*** EXERCISE INPUT ***
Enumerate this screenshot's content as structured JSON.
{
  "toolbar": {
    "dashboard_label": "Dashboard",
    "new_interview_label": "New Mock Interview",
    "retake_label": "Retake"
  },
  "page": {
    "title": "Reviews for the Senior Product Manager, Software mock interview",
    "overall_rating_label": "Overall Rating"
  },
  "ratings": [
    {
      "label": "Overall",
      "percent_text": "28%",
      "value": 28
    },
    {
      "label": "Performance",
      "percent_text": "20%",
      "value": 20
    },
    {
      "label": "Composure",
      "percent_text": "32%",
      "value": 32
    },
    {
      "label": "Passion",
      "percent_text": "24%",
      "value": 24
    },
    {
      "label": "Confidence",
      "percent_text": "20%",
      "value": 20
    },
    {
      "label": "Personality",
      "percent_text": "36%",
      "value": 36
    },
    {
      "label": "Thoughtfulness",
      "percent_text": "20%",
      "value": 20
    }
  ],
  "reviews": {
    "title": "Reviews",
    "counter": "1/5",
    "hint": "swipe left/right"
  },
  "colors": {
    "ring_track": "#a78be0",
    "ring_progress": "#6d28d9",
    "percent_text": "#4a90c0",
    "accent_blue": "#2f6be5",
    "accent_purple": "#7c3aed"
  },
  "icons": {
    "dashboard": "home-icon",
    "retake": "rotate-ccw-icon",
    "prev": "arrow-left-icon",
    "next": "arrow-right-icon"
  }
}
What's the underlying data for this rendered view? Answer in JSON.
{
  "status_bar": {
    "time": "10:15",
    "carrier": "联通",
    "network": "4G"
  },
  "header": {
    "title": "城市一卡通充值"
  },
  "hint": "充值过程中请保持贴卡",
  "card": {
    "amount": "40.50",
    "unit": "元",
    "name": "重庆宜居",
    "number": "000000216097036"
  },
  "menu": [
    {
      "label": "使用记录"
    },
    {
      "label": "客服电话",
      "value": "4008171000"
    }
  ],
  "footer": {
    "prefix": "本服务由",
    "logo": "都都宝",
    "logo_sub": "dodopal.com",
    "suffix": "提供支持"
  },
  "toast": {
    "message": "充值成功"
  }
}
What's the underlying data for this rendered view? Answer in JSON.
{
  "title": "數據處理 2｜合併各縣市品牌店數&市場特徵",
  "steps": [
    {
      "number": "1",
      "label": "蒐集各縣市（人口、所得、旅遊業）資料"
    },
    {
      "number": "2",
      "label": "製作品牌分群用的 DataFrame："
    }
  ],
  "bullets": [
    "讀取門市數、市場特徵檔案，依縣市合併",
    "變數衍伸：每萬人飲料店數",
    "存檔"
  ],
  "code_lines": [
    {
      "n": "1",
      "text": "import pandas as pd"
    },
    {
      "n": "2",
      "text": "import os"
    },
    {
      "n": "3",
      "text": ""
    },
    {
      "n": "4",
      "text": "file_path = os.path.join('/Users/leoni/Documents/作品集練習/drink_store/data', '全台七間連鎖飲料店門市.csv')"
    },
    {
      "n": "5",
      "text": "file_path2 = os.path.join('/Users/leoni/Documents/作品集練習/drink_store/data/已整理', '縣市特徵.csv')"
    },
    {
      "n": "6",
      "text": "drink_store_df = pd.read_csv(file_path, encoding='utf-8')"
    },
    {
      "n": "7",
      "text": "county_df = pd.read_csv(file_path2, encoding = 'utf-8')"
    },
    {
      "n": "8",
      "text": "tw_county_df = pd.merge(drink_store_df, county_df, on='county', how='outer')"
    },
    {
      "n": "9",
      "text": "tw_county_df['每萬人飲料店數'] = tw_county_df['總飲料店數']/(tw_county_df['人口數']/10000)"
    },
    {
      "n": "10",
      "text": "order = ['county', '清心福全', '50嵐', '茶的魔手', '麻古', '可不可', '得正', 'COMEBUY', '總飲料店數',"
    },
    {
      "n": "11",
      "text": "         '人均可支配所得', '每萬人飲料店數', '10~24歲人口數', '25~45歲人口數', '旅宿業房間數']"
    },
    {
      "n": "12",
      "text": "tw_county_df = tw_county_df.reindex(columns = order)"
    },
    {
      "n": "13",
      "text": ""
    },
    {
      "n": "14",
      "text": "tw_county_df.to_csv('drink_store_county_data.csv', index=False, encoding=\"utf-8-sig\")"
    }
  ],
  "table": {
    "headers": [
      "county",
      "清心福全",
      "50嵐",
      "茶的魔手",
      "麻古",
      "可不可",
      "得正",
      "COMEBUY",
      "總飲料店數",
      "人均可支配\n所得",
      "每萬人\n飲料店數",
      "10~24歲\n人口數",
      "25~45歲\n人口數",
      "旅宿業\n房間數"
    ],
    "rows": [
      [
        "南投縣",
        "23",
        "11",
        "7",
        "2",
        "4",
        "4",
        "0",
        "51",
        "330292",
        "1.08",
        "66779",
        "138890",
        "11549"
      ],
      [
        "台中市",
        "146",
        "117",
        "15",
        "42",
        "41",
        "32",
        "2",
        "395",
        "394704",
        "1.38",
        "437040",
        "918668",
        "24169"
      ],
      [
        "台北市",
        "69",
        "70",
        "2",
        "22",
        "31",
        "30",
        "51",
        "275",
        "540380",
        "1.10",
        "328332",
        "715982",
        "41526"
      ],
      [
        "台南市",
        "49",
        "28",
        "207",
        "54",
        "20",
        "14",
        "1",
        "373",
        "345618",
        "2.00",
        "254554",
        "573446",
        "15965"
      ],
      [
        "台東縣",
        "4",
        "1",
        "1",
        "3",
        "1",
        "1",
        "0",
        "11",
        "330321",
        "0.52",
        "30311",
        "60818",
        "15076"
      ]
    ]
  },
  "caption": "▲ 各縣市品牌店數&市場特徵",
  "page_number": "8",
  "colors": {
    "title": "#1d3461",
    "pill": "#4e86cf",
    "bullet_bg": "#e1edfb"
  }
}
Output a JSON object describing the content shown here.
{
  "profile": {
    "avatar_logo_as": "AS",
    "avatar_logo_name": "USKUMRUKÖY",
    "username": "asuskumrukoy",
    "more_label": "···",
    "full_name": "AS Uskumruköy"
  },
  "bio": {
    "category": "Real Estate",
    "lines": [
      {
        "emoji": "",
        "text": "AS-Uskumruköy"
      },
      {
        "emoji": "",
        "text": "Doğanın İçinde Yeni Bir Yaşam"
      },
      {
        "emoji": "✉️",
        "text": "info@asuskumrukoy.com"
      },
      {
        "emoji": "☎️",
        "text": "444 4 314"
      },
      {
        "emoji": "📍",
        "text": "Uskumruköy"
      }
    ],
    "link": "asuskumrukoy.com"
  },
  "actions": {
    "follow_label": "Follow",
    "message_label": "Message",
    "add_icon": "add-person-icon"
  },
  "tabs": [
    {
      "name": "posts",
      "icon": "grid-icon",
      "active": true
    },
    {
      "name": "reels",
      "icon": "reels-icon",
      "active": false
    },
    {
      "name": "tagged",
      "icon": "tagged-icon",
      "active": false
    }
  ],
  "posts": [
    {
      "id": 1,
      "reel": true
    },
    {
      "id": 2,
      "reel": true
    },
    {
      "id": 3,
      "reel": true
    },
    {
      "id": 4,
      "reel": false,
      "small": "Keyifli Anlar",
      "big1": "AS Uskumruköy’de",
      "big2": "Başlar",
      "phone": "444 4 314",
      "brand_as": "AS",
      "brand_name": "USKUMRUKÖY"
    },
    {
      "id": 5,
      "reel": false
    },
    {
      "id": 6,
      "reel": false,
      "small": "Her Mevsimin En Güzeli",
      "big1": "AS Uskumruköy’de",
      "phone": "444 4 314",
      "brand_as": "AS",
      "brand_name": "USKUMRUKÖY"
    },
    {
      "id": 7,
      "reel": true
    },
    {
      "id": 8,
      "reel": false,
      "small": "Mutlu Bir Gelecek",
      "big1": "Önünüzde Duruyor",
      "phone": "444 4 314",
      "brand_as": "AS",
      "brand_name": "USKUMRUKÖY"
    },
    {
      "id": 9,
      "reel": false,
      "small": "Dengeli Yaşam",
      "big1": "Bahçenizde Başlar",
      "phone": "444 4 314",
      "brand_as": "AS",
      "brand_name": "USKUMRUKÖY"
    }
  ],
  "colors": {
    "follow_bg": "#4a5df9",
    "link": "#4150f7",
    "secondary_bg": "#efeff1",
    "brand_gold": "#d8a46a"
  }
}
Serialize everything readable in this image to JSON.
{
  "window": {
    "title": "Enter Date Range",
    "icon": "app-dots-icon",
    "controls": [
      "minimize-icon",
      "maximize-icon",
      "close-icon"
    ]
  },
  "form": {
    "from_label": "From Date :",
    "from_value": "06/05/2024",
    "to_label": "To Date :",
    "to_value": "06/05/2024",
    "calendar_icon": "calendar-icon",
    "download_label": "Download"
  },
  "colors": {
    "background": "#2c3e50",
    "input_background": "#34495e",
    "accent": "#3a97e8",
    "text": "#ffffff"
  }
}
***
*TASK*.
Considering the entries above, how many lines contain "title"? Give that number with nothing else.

*THE COMPLETED TASK*.
6